(Extracted data entries)
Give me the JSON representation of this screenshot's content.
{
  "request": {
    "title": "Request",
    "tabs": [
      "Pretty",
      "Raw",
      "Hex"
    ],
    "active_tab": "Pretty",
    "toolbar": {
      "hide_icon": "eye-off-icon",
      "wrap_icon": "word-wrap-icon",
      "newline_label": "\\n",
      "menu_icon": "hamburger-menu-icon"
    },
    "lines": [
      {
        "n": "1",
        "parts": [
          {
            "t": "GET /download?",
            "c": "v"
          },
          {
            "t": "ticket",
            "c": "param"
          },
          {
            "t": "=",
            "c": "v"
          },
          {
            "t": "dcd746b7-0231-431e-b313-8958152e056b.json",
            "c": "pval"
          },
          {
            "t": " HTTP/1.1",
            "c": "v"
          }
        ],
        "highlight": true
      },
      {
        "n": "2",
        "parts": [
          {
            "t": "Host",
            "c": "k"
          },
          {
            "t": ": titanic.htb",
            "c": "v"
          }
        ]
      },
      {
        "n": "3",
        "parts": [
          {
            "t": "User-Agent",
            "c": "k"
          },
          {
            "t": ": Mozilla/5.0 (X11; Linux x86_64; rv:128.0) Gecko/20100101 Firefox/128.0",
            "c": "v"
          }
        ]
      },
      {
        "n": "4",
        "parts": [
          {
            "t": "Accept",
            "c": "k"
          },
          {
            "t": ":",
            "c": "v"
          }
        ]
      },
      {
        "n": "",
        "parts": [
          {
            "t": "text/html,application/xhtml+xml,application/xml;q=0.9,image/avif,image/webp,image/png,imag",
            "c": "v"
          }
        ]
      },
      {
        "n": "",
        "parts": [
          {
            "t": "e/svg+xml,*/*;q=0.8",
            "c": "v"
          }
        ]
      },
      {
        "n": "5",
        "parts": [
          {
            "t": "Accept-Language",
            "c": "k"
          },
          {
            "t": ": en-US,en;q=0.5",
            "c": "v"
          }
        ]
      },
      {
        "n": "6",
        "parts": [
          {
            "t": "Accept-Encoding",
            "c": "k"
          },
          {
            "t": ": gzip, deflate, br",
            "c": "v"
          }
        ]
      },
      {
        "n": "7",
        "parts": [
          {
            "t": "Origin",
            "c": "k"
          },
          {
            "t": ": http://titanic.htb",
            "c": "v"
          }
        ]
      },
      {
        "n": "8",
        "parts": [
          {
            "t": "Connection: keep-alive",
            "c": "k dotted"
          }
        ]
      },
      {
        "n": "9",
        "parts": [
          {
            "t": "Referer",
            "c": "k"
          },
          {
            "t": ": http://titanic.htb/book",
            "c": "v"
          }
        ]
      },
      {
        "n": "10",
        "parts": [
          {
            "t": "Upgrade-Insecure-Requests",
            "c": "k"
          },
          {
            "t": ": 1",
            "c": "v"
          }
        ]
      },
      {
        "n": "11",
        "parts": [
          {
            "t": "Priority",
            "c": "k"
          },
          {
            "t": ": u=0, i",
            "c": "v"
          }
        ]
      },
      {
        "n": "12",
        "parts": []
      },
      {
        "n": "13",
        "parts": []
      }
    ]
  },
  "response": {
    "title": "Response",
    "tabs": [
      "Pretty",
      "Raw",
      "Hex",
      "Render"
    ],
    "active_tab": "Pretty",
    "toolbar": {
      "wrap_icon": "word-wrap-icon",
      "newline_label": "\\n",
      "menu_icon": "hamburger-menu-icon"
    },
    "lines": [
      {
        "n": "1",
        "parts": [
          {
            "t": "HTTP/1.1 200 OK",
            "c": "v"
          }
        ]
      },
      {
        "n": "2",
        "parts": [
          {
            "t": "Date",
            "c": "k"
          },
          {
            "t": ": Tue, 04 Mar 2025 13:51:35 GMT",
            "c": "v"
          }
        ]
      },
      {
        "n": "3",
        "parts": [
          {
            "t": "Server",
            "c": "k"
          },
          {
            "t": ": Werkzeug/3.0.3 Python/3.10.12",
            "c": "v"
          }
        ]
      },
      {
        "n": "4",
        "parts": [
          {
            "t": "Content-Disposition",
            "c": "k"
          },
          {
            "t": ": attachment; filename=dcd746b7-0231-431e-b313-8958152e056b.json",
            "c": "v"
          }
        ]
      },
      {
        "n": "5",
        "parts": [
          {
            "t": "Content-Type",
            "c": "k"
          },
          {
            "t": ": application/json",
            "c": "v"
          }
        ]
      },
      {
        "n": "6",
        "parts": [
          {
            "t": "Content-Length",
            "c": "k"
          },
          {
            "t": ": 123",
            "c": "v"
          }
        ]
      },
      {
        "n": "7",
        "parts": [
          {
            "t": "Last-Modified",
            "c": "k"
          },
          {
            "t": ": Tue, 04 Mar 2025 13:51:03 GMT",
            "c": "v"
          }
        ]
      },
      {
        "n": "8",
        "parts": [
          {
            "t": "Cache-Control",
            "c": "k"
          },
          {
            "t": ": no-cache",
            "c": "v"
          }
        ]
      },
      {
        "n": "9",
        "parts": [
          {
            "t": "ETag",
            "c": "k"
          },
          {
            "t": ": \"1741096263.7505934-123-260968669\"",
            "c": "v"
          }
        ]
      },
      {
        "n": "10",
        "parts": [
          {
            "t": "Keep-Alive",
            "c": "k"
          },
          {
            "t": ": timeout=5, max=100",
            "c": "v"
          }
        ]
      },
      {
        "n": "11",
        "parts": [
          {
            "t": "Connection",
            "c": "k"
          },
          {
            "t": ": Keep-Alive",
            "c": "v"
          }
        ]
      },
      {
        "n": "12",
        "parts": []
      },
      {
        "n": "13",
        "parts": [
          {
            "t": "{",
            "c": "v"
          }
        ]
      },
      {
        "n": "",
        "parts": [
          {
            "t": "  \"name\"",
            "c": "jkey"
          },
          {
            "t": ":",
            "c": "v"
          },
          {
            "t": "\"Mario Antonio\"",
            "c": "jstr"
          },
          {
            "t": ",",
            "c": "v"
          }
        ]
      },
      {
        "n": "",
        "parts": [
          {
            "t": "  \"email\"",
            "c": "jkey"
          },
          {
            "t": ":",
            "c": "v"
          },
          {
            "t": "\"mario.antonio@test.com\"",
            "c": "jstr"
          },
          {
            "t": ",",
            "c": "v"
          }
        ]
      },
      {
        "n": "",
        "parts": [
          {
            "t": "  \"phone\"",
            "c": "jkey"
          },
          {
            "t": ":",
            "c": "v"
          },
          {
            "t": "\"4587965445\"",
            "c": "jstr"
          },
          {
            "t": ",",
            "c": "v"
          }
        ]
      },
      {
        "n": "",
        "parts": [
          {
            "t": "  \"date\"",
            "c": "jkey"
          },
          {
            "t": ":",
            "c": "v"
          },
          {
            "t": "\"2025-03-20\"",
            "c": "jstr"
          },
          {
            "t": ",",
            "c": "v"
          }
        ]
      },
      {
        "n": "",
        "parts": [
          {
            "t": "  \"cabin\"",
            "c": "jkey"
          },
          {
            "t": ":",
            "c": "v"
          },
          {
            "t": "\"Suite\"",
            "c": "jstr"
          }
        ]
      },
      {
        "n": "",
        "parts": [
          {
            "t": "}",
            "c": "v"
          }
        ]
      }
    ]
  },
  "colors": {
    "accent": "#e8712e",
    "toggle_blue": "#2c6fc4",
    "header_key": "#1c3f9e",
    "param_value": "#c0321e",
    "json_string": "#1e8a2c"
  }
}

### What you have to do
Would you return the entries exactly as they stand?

### Result of this exercise
Give me the JSON representation of this screenshot's content.
{
  "request": {
    "title": "Request",
    "tabs": [
      "Pretty",
      "Raw",
      "Hex"
    ],
    "active_tab": "Pretty",
    "toolbar": {
      "hide_icon": "eye-off-icon",
      "wrap_icon": "word-wrap-icon",
      "newline_label": "\\n",
      "menu_icon": "hamburger-menu-icon"
    },
    "lines": [
      {
        "n": "1",
        "parts": [
          {
            "t": "GET /download?",
            "c": "v"
          },
          {
            "t": "ticket",
            "c": "param"
          },
          {
            "t": "=",
            "c": "v"
          },
          {
            "t": "dcd746b7-0231-431e-b313-8958152e056b.json",
            "c": "pval"
          },
          {
            "t": " HTTP/1.1",
            "c": "v"
          }
        ],
        "highlight": true
      },
      {
        "n": "2",
        "parts": [
          {
            "t": "Host",
            "c": "k"
          },
          {
            "t": ": titanic.htb",
            "c": "v"
          }
        ]
      },
      {
        "n": "3",
        "parts": [
          {
            "t": "User-Agent",
            "c": "k"
          },
          {
            "t": ": Mozilla/5.0 (X11; Linux x86_64; rv:128.0) Gecko/20100101 Firefox/128.0",
            "c": "v"
          }
        ]
      },
      {
        "n": "4",
        "parts": [
          {
            "t": "Accept",
            "c": "k"
          },
          {
            "t": ":",
            "c": "v"
          }
        ]
      },
      {
        "n": "",
        "parts": [
          {
            "t": "text/html,application/xhtml+xml,application/xml;q=0.9,image/avif,image/webp,image/png,imag",
            "c": "v"
          }
        ]
      },
      {
        "n": "",
        "parts": [
          {
            "t": "e/svg+xml,*/*;q=0.8",
            "c": "v"
          }
        ]
      },
      {
        "n": "5",
        "parts": [
          {
            "t": "Accept-Language",
            "c": "k"
          },
          {
            "t": ": en-US,en;q=0.5",
            "c": "v"
          }
        ]
      },
      {
        "n": "6",
        "parts": [
          {
            "t": "Accept-Encoding",
            "c": "k"
          },
          {
            "t": ": gzip, deflate, br",
            "c": "v"
          }
        ]
      },
      {
        "n": "7",
        "parts": [
          {
            "t": "Origin",
            "c": "k"
          },
          {
            "t": ": http://titanic.htb",
            "c": "v"
          }
        ]
      },
      {
        "n": "8",
        "parts": [
          {
            "t": "Connection: keep-alive",
            "c": "k dotted"
          }
        ]
      },
      {
        "n": "9",
        "parts": [
          {
            "t": "Referer",
            "c": "k"
          },
          {
            "t": ": http://titanic.htb/book",
            "c": "v"
          }
        ]
      },
      {
        "n": "10",
        "parts": [
          {
            "t": "Upgrade-Insecure-Requests",
            "c": "k"
          },
          {
            "t": ": 1",
            "c": "v"
          }
        ]
      },
      {
        "n": "11",
        "parts": [
          {
            "t": "Priority",
            "c": "k"
          },
          {
            "t": ": u=0, i",
            "c": "v"
          }
        ]
      },
      {
        "n": "12",
        "parts": []
      },
      {
        "n": "13",
        "parts": []
      }
    ]
  },
  "response": {
    "title": "Response",
    "tabs": [
      "Pretty",
      "Raw",
      "Hex",
      "Render"
    ],
    "active_tab": "Pretty",
    "toolbar": {
      "wrap_icon": "word-wrap-icon",
      "newline_label": "\\n",
      "menu_icon": "hamburger-menu-icon"
    },
    "lines": [
      {
        "n": "1",
        "parts": [
          {
            "t": "HTTP/1.1 200 OK",
            "c": "v"
          }
        ]
      },
      {
        "n": "2",
        "parts": [
          {
            "t": "Date",
            "c": "k"
          },
          {
            "t": ": Tue, 04 Mar 2025 13:51:35 GMT",
            "c": "v"
          }
        ]
      },
      {
        "n": "3",
        "parts": [
          {
            "t": "Server",
            "c": "k"
          },
          {
            "t": ": Werkzeug/3.0.3 Python/3.10.12",
            "c": "v"
          }
        ]
      },
      {
        "n": "4",
        "parts": [
          {
            "t": "Content-Disposition",
            "c": "k"
          },
          {
            "t": ": attachment; filename=dcd746b7-0231-431e-b313-8958152e056b.json",
            "c": "v"
          }
        ]
      },
      {
        "n": "5",
        "parts": [
          {
            "t": "Content-Type",
            "c": "k"
          },
          {
            "t": ": application/json",
            "c": "v"
          }
        ]
      },
      {
        "n": "6",
        "parts": [
          {
            "t": "Content-Length",
            "c": "k"
          },
          {
            "t": ": 123",
            "c": "v"
          }
        ]
      },
      {
        "n": "7",
        "parts": [
          {
            "t": "Last-Modified",
            "c": "k"
          },
          {
            "t": ": Tue, 04 Mar 2025 13:51:03 GMT",
            "c": "v"
          }
        ]
      },
      {
        "n": "8",
        "parts": [
          {
            "t": "Cache-Control",
            "c": "k"
          },
          {
            "t": ": no-cache",
            "c": "v"
          }
        ]
      },
      {
        "n": "9",
        "parts": [
          {
            "t": "ETag",
            "c": "k"
          },
          {
            "t": ": \"1741096263.7505934-123-260968669\"",
            "c": "v"
          }
        ]
      },
      {
        "n": "10",
        "parts": [
          {
            "t": "Keep-Alive",
            "c": "k"
          },
          {
            "t": ": timeout=5, max=100",
            "c": "v"
          }
        ]
      },
      {
        "n": "11",
        "parts": [
          {
            "t": "Connection",
            "c": "k"
          },
          {
            "t": ": Keep-Alive",
            "c": "v"
          }
        ]
      },
      {
        "n": "12",
        "parts": []
      },
      {
        "n": "13",
        "parts": [
          {
            "t": "{",
            "c": "v"
          }
        ]
      },
      {
        "n": "",
        "parts": [
          {
            "t": "  \"name\"",
            "c": "jkey"
          },
          {
            "t": ":",
            "c": "v"
          },
          {
            "t": "\"Mario Antonio\"",
            "c": "jstr"
          },
          {
            "t": ",",
            "c": "v"
          }
        ]
      },
      {
        "n": "",
        "parts": [
          {
            "t": "  \"email\"",
            "c": "jkey"
          },
          {
            "t": ":",
            "c": "v"
          },
          {
            "t": "\"mario.antonio@test.com\"",
            "c": "jstr"
          },
          {
            "t": ",",
            "c": "v"
          }
        ]
      },
      {
        "n": "",
        "parts": [
          {
            "t": "  \"phone\"",
            "c": "jkey"
          },
          {
            "t": ":",
            "c": "v"
          },
          {
            "t": "\"4587965445\"",
            "c": "jstr"
          },
          {
            "t": ",",
            "c": "v"
          }
        ]
      },
      {
        "n": "",
        "parts": [
          {
            "t": "  \"date\"",
            "c": "jkey"
          },
          {
            "t": ":",
            "c": "v"
          },
          {
            "t": "\"2025-03-20\"",
            "c": "jstr"
          },
          {
            "t": ",",
            "c": "v"
          }
        ]
      },
      {
        "n": "",
        "parts": [
          {
            "t": "  \"cabin\"",
            "c": "jkey"
          },
          {
            "t": ":",
            "c": "v"
          },
          {
            "t": "\"Suite\"",
            "c": "jstr"
          }
        ]
      },
      {
        "n": "",
        "parts": [
          {
            "t": "}",
            "c": "v"
          }
        ]
      }
    ]
  },
  "colors": {
    "accent": "#e8712e",
    "toggle_blue": "#2c6fc4",
    "header_key": "#1c3f9e",
    "param_value": "#c0321e",
    "json_string": "#1e8a2c"
  }
}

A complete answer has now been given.